- Report a ship strike to a regional stranding coordinator.
- Great South Channel: Area to be Avoided (ATBA)
For ships weighing 300 gross tons or more, a voluntary seasonal ATBA [pdf] is in effect each year from April 1 to July 31, when right whales face their highest risk of ship strikes in this area.
- Boston, MA: Traffic Separation Scheme (TSS)
The North-South lanes of the TSS servicing Boston were narrowed from 2 miles to 1.5 miles (consistent with the East-West Boston TSS lanes) to reduce vessel collisions with whales.
- FL, GA, and MA: Recommended Routes in Key Right Whale Habitats
NOAA established recommended vessel routes in 4 locations to reduce the likelihood of ship collisions in key right whale habitats.
- Mandatory Ship Reporting systems
We received a petition to exclude from vessel speed restrictions Federally-maintained dredged entrance channels and pilot boarding areas for ports from New York to Jacksonville.
NOAA Fisheries considered the information in the petition, the public comments received, and related information, and found that the petitioned action is not warranted.
NOAA Fisheries believes that the safety exemption provision in the existing rule that allows for deviating from the speed restrictions when adverse conditions exist already provides mariners and pilots with sufficient latitude to ensure their vessel’s safety.

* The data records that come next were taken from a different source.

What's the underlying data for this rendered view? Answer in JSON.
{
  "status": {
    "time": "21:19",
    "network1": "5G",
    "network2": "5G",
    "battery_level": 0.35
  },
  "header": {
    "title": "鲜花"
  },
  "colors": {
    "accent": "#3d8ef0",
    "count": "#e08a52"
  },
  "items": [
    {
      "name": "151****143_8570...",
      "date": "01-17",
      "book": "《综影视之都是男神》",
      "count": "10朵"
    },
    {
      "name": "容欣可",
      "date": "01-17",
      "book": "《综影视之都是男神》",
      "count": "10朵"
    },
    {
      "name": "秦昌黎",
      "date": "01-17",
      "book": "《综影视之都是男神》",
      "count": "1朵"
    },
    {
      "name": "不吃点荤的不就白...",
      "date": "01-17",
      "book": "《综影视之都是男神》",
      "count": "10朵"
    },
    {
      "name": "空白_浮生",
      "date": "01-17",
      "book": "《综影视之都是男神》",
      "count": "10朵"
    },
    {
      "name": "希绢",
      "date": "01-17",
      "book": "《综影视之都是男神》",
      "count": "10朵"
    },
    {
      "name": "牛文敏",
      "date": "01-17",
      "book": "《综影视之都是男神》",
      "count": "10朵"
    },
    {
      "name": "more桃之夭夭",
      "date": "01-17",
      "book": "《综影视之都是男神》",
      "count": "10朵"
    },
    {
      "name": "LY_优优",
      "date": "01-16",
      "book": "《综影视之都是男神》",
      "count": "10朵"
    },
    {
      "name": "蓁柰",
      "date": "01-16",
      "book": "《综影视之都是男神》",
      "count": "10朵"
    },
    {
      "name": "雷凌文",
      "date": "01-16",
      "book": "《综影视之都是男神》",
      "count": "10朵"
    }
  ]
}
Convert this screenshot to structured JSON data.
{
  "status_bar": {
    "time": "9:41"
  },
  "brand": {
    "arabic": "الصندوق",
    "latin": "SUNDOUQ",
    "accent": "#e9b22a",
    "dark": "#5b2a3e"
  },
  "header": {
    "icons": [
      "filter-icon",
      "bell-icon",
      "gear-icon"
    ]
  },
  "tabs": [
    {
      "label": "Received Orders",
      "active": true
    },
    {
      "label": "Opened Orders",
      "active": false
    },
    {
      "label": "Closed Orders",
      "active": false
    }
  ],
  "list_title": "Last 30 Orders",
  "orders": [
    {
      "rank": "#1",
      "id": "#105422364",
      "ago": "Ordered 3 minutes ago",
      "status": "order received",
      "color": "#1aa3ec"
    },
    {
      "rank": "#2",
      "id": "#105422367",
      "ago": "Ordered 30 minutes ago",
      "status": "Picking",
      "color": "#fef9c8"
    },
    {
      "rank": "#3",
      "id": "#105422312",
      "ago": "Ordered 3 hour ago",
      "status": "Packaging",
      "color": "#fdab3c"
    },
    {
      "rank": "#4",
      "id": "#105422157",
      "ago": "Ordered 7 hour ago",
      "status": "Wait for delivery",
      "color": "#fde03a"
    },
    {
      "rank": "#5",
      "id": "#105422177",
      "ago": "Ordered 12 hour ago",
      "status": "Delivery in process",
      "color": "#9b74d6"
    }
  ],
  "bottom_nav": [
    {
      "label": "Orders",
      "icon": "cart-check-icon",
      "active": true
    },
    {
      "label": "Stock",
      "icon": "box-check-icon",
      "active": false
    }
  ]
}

We will review and revise our existing compliance guide to provide clarifying information about the navigational safety exception (i.e., the October 10, 2008 final rule's deviation provision) for the speed restrictions.
- North Atlantic Right Whales species information
- Right Whale Fact Sheet [pdf]
- Right Whale Ship Strike Reduction in the Northeast
- Right Whale Conservation in the Southeast
- Serious/ Non-Serious Injury of Marine Mammals
- Other Supporting/ Background Information
- Compliance with vessel speed restrictions to protect North Atlantic right whales (PeerJ)
- Large Whale Ship Strike Database [pdf] (NMFS-OPR-25)
- The role of the International Maritime Organization in reducing vessel threat to whales [pdf] (Marine Policy)
- Vessel speed restrictions reduce risk of collision-related mortality for North Atlantic right whales [pdf] (Ecosphere)
- An Assessment of the Final Rule to Implement Vessel Speed Restrictions to Reduce the Threat of Vessel Collisions with North Atlantic Right Whales [pdf] (NMFS-OPR-48)
- Vessel Operations in Right Whale Protection Areas in 2009 [pdf] (NMFS-OPR-44)
- Workshop Report: Technologies to Reduce Ship Strikes of Large Whales [pdf] (NMFS-OPR-42)
Updated: February 22, 2017